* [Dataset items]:
□ □ □ □ □ □ □
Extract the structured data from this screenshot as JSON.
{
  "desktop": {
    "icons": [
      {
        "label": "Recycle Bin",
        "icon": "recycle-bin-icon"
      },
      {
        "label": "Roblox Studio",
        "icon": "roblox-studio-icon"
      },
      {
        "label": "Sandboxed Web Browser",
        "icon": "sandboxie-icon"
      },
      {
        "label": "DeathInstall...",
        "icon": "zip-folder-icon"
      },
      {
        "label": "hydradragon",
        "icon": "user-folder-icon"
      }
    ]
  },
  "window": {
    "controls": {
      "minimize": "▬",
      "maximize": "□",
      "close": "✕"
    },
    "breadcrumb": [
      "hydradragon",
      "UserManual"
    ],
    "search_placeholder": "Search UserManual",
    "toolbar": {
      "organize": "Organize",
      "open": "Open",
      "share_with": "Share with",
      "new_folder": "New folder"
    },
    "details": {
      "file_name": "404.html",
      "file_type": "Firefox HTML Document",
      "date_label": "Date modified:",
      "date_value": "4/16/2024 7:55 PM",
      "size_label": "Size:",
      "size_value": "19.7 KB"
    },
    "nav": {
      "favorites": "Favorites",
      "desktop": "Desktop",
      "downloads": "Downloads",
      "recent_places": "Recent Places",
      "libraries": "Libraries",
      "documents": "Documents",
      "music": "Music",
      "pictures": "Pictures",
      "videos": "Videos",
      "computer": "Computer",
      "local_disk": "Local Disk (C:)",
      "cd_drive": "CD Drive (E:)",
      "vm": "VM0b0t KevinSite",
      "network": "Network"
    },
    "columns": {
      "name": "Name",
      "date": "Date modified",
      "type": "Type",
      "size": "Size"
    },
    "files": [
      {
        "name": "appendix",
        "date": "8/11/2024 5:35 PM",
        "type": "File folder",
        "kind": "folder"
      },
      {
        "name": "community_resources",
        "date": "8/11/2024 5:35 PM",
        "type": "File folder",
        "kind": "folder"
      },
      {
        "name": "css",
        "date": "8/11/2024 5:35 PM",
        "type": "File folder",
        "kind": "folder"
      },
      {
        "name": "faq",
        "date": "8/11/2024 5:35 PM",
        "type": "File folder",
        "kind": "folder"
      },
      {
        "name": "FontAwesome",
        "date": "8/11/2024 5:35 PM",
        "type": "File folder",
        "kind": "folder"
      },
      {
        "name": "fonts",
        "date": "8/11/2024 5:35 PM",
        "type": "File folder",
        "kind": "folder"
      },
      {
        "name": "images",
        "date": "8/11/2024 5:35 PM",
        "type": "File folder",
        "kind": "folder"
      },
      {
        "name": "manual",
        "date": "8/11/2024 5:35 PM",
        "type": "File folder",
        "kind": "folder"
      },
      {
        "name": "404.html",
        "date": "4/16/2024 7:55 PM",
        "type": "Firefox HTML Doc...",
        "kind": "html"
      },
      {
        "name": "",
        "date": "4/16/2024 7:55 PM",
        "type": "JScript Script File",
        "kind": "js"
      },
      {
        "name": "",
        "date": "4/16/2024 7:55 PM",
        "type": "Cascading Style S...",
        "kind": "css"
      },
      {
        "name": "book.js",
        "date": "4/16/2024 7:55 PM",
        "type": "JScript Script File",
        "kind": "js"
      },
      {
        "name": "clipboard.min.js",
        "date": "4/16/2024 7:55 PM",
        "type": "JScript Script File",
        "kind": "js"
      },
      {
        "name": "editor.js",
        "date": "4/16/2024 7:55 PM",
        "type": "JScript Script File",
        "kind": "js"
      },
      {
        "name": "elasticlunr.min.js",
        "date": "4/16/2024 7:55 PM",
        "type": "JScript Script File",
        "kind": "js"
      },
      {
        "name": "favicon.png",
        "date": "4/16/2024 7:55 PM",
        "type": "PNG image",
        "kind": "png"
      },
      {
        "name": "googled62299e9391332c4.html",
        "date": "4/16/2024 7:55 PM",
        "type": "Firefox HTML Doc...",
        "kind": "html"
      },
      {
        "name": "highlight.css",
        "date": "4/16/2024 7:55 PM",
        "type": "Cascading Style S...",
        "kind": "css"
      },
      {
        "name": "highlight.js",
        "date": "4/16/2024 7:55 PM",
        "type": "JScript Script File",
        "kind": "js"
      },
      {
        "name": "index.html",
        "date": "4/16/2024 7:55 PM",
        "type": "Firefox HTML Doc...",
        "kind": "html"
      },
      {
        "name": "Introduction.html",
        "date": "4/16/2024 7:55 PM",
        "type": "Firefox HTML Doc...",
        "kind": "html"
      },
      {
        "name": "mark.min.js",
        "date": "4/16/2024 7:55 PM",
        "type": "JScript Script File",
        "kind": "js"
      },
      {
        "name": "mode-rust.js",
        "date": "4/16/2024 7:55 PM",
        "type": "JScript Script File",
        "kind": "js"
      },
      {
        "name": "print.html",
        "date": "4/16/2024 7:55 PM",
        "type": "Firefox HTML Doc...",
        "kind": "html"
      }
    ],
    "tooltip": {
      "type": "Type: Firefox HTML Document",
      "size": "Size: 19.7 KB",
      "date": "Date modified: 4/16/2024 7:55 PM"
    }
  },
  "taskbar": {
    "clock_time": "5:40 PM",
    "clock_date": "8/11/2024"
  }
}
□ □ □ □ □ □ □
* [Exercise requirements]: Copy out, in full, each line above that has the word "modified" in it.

* [Answer for the task]:
      "date_label": "Date modified:",
      "date": "Date modified",
      "date": "Date modified: 4/16/2024 7:55 PM"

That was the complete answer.